Peggy Woods (author) from Houston, Texas on February 24, 2009:

Hi Lupo, I agree with you. As people traveled west and first saw things like this, they must have been absolutely amazed! Of course, many wonders like this would have also been viewed as obstacles to get around or pass through on the way to finding locales that would have been more hospitable to eak out a living from the land.

Lupo from Boston Area on February 24, 2009:

I always have to reflect upon what it must have been like for someone to come across places like this a long time ago. Many places that are now parks were once considered sacred by the Native Americans and were also and wondered about and marveled at by European explorers and settlers. While I have never been here, it does sound striking to find this big "sand box" sitting where it is.

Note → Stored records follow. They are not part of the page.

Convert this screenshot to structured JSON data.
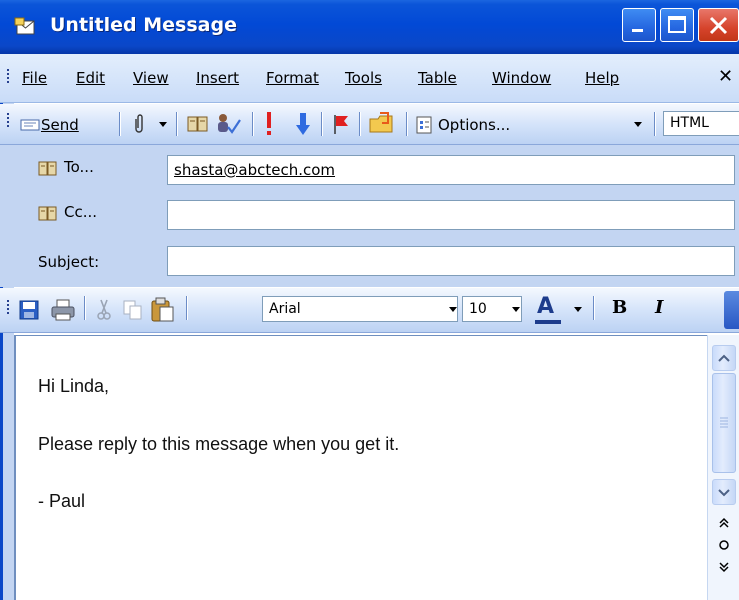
{
  "window": {
    "title": "Untitled Message"
  },
  "menu": {
    "items": [
      "File",
      "Edit",
      "View",
      "Insert",
      "Format",
      "Tools",
      "Table",
      "Window",
      "Help"
    ],
    "close_glyph": "✕"
  },
  "toolbar": {
    "send_label": "Send",
    "options_label": "Options...",
    "format_value": "HTML",
    "icons": [
      "send-icon",
      "paperclip-icon",
      "address-book-icon",
      "check-names-icon",
      "high-importance-icon",
      "low-importance-icon",
      "flag-icon",
      "folder-icon",
      "options-icon"
    ]
  },
  "address": {
    "to_label": "To...",
    "to_value": "shasta@abctech.com",
    "cc_label": "Cc...",
    "cc_value": "",
    "subject_label": "Subject:",
    "subject_value": ""
  },
  "formatting": {
    "font_name": "Arial",
    "font_size": "10",
    "font_color_label": "A",
    "bold_label": "B",
    "italic_label": "I",
    "icons": [
      "save-icon",
      "print-icon",
      "cut-icon",
      "copy-icon",
      "paste-icon"
    ]
  },
  "body": {
    "lines": [
      "Hi Linda,",
      "Please reply to this message when you get it.",
      "- Paul"
    ]
  },
  "colors": {
    "titlebar": "#0249d6",
    "panel": "#c3d5f2",
    "close_button": "#d6442c"
  }
}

Thanks for the nice hub.

Peggy Woods (author) from Houston, Texas on February 23, 2009:

Thanks jedgrey. I agree with your assessment of New Mexico being beautiful. If you are "goin' right now"..........or later, enjoy!!! I hope to be right behind you!

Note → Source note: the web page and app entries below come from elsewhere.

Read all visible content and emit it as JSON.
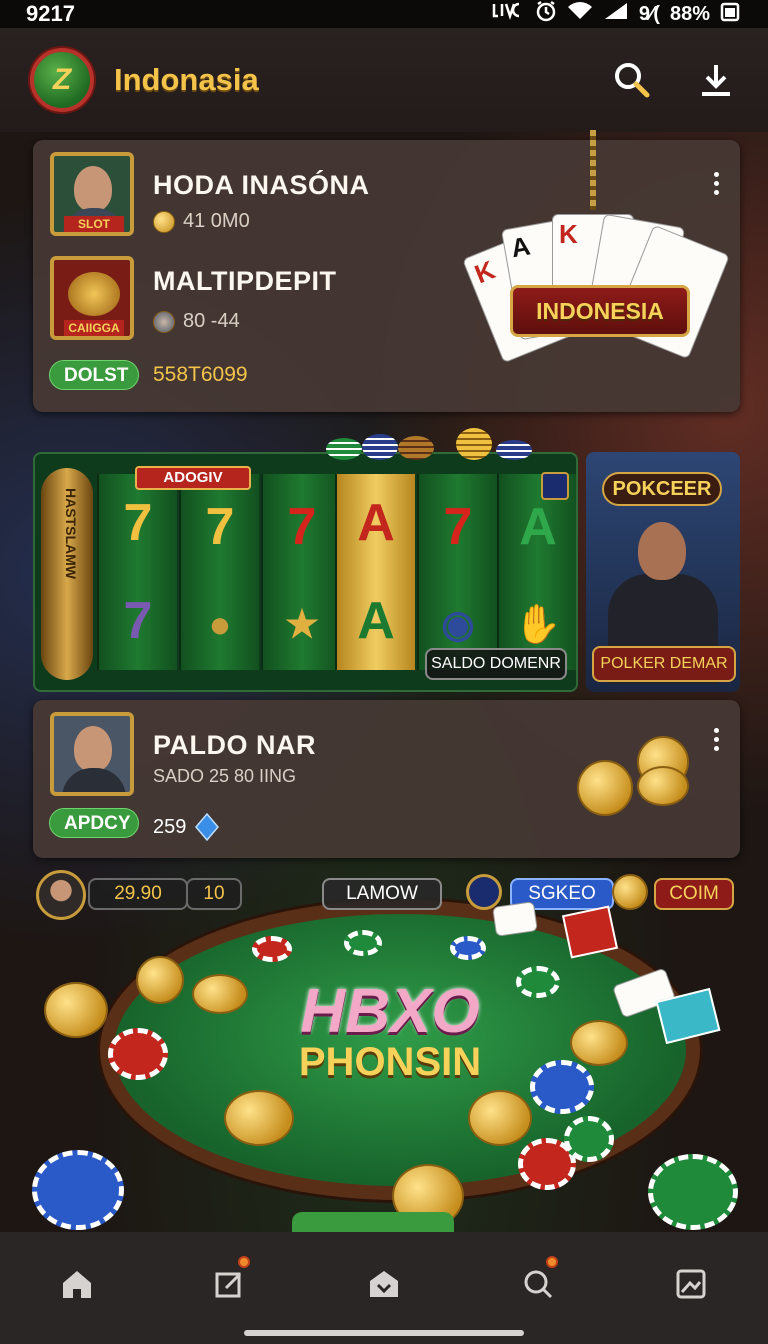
{
  "status_bar": {
    "time": "9217",
    "icons": [
      "nfc-icon",
      "alarm-icon",
      "wifi-icon",
      "signal-icon"
    ],
    "signal_text": "9⁄(",
    "battery_percent": "88%"
  },
  "app_bar": {
    "logo_glyph": "Z",
    "title": "Indonasia",
    "actions": [
      "search-icon",
      "download-icon"
    ]
  },
  "top_card": {
    "player1": {
      "name": "HODA INASÓNA",
      "avatar_tag": "SLOT",
      "coins": "41 0M0"
    },
    "player2": {
      "name": "MALTIPDEPIT",
      "avatar_tag": "CAIIGGA",
      "stat": "80 -44"
    },
    "pill_label": "DOLST",
    "balance": "558T6099",
    "banner_text": "INDONESIA",
    "card_letters": [
      "K",
      "A",
      "K"
    ]
  },
  "slot_game": {
    "label": "ADOGIV",
    "rail_text": "HASTSLAMW",
    "reels_top": [
      "7",
      "7",
      "7",
      "A",
      "7",
      "A"
    ],
    "reels_bottom": [
      "7",
      "●",
      "★",
      "A",
      "◉",
      "✋"
    ],
    "balance_label": "SALDO DOMENR"
  },
  "poker_promo": {
    "title": "POKCEER",
    "button_label": "POLKER DEMAR"
  },
  "player_card": {
    "name": "PALDO NAR",
    "subtitle": "SADO 25 80 IING",
    "pill_label": "APDCY",
    "gems": "259"
  },
  "game_hud": {
    "balance": "29.90",
    "level": "10",
    "center_label": "LAMOW",
    "score_label": "SGKEO",
    "coin_label": "COIM"
  },
  "table_title": {
    "line1": "HBXO",
    "line2": "PHONSIN"
  },
  "bottom_nav": {
    "items": [
      "home-icon",
      "edit-icon",
      "shop-icon",
      "search-icon",
      "gallery-icon"
    ]
  },
  "colors": {
    "accent_gold": "#f4c44a",
    "pill_green": "#3a9a3e",
    "card_bg": "#463834",
    "felt_green": "#2f9c48"
  }
}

jedgrey on February 23, 2009:

Howdy, Neighbor,

I've always considered New Mexico to be under rated scenic wise. We've made several trips from Houston to Cloudcroft and Ruidoso, the scenery is so varied, one never gets bored while traveling through this remarkable state Your hub makes me want to git goin' right now!!

Good hub

Peggy Woods (author) from Houston, Texas on February 21, 2009:

Hi Teresa,

Every time we have traveled west and visited more arid climates, it felt good. We can relate to heat and humidity living here in Houston. If it were not for air-conditioning, this city would certainly not be as large as it is. Stepping out into the furnace of a hot Houston summer is not pleasant. Today was absolutely lovely! Lower humidity and cool. We relish those days!!! Wish they could be bottled!

Sheila from The Other Bangor on February 21, 2009:

Oh Peggy I just have to get on the road and head out towards the desert -- it looks fascinating. I'm soooooo tired of the humidity in SC. Don't know if I can take another summer here. . . .